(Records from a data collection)
▼▼▼
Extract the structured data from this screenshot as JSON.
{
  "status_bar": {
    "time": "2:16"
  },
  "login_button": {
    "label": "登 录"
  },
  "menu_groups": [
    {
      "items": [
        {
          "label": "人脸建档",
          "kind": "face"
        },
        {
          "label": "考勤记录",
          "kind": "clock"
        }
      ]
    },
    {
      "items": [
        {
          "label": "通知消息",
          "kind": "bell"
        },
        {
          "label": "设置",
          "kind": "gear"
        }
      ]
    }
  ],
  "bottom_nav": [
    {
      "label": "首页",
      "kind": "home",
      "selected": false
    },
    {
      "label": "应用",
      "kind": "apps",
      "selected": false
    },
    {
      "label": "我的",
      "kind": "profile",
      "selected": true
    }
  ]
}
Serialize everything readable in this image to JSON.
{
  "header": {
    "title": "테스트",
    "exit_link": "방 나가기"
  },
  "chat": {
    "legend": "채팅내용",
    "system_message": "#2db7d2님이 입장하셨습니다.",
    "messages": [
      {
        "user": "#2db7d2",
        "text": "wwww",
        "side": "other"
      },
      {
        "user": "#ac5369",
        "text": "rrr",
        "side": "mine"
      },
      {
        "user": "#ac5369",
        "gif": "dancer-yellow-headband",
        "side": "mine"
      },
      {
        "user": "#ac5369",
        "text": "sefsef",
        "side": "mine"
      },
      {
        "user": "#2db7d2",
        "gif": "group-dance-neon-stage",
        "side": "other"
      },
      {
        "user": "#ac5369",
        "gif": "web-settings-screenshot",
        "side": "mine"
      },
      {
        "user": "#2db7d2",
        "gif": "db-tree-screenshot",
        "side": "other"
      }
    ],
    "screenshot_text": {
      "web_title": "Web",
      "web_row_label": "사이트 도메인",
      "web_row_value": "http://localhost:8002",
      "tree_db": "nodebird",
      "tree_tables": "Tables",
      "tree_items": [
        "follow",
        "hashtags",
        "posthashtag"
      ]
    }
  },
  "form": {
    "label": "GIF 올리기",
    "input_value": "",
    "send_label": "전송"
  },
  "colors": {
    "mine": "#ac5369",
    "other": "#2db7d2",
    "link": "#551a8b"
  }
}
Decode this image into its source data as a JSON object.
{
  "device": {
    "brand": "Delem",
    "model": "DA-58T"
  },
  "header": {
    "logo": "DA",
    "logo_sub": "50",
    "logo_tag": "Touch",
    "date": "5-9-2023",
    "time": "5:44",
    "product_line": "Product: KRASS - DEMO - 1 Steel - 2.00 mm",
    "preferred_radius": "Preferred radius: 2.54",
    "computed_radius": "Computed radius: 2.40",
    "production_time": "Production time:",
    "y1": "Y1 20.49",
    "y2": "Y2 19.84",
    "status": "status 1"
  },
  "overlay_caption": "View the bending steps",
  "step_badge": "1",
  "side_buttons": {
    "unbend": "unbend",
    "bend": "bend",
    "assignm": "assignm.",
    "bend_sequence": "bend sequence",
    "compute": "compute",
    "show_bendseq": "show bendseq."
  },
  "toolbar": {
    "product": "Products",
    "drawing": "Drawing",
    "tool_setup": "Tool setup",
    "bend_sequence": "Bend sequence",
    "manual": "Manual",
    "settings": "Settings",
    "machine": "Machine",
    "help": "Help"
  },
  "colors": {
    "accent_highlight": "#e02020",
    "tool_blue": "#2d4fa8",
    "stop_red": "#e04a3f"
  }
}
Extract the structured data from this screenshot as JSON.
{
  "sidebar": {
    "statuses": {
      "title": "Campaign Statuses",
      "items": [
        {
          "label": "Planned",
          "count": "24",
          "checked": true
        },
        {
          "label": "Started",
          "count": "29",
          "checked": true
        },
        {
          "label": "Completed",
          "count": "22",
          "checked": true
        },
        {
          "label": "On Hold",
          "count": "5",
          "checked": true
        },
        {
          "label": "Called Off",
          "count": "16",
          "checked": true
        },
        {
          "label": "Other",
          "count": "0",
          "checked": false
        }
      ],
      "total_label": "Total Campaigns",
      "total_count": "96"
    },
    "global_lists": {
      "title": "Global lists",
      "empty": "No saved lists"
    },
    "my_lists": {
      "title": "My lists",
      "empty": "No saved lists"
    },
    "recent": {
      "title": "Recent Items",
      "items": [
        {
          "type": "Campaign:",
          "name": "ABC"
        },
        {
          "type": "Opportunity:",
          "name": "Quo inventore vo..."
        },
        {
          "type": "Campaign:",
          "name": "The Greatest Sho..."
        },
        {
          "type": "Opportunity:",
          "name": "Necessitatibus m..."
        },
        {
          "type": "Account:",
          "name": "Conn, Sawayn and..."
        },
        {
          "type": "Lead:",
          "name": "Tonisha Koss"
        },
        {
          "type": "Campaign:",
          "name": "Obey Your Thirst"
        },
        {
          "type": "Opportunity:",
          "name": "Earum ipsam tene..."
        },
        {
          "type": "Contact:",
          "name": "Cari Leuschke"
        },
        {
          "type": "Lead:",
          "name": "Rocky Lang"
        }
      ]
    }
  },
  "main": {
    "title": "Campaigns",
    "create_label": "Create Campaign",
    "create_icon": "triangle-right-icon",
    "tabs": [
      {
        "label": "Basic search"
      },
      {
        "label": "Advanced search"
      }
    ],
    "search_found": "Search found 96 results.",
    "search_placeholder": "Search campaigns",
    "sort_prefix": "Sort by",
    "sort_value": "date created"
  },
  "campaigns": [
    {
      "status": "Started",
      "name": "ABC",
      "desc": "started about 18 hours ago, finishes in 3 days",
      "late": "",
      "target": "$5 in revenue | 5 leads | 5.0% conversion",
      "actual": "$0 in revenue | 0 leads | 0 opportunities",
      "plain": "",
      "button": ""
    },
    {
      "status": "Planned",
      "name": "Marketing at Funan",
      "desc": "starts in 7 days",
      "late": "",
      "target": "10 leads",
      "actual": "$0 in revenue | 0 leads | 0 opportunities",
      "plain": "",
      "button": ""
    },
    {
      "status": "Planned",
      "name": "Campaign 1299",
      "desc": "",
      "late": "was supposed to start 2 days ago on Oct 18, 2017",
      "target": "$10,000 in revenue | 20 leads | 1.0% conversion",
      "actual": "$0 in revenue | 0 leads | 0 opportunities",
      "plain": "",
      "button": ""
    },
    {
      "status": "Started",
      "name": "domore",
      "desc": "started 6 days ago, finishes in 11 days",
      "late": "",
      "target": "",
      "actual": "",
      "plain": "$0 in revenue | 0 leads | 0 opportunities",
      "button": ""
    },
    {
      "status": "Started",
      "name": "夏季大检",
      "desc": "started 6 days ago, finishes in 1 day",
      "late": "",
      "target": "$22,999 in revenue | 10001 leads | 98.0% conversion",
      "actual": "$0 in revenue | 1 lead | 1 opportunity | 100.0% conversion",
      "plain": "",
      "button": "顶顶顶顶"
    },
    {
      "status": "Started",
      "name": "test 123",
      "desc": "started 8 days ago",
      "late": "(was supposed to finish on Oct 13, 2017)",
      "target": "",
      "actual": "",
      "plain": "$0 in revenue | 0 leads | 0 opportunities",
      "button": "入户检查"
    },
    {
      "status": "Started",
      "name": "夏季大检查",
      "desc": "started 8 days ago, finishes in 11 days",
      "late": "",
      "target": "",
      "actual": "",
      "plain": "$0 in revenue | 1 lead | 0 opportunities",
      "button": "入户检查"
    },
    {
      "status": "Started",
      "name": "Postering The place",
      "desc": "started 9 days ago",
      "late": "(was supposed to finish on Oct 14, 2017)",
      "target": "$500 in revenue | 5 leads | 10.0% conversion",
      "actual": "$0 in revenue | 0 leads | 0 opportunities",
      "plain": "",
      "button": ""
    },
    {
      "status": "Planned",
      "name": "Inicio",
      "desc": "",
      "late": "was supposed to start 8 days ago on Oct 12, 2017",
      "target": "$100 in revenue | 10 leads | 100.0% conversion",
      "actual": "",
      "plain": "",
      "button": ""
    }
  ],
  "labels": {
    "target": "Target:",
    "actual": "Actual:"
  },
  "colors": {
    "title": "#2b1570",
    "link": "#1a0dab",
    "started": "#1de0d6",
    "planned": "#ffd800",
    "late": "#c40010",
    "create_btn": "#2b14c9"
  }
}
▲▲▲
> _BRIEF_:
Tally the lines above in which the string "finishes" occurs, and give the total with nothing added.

> _OUTPUT BELOW_:
4